>>>>>
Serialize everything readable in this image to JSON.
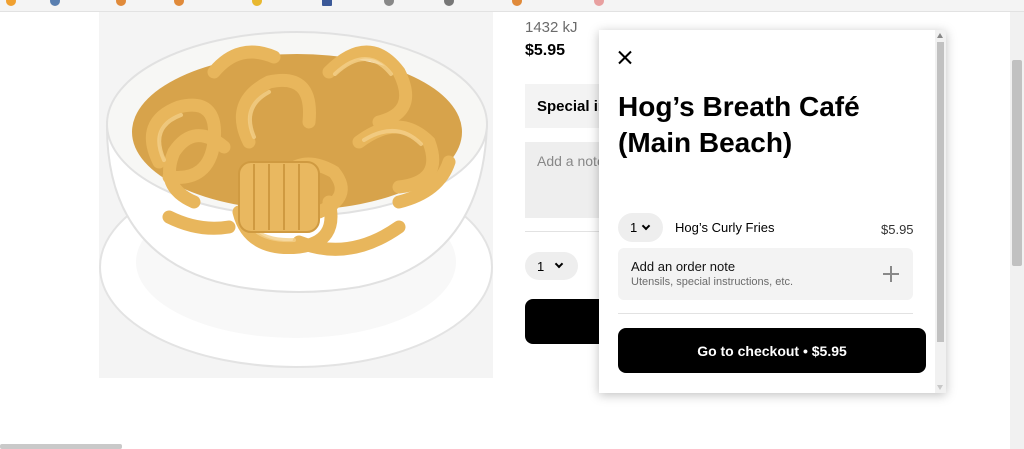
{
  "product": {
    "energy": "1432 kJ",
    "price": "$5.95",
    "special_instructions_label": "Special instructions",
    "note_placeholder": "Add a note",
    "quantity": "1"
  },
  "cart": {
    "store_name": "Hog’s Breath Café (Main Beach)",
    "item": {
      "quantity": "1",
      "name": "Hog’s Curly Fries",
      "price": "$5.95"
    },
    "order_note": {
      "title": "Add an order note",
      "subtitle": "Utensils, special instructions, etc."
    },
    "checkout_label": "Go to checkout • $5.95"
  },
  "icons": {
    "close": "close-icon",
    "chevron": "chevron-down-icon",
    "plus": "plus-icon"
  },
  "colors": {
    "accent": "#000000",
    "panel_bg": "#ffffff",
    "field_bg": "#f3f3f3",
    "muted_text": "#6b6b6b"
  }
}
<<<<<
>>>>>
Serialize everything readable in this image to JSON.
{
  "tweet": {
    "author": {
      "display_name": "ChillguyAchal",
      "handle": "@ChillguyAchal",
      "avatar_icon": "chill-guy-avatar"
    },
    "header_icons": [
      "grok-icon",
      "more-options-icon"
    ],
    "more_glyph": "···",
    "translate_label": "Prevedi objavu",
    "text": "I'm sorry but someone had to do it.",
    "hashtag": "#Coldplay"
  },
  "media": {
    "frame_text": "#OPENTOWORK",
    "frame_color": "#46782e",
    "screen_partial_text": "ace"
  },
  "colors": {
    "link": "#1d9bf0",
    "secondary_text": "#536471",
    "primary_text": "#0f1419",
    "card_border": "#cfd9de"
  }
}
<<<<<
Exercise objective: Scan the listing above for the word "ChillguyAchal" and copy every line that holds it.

Result for this exercise:
      "display_name": "ChillguyAchal",
      "handle": "@ChillguyAchal",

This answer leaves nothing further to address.